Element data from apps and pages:

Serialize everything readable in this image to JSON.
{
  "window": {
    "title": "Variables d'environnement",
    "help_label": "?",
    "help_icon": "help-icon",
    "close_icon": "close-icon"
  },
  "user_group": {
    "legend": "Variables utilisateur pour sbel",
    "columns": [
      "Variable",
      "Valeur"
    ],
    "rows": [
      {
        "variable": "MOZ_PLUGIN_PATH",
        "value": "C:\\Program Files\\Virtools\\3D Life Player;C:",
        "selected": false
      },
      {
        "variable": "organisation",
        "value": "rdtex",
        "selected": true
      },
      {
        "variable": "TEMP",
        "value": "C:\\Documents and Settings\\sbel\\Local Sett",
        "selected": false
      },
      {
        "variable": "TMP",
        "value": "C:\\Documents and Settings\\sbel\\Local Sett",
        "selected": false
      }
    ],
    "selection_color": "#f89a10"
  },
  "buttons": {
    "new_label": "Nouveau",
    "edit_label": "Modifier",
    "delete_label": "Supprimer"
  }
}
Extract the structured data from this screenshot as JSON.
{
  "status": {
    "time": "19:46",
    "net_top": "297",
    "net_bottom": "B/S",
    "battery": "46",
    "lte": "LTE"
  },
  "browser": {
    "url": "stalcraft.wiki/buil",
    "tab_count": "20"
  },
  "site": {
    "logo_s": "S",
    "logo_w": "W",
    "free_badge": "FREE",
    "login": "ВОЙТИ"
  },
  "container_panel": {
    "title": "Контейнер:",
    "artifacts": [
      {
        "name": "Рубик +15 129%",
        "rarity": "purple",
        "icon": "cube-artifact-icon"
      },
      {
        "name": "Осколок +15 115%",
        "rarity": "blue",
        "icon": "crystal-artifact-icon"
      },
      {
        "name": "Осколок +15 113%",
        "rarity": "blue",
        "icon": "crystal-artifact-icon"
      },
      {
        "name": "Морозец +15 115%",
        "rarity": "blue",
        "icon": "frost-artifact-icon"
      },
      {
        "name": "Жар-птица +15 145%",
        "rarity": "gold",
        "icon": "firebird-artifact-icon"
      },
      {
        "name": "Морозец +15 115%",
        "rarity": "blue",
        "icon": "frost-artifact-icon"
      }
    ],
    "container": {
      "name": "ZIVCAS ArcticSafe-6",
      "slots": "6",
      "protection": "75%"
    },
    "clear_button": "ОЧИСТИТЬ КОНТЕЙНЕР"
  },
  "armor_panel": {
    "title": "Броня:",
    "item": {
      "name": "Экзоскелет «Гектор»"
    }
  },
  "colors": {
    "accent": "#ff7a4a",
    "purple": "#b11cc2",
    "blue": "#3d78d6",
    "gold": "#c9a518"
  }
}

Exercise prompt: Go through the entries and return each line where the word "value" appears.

Output of the exercise:
        "value": "C:\\Program Files\\Virtools\\3D Life Player;C:",
        "value": "rdtex",
        "value": "C:\\Documents and Settings\\sbel\\Local Sett",
        "value": "C:\\Documents and Settings\\sbel\\Local Sett",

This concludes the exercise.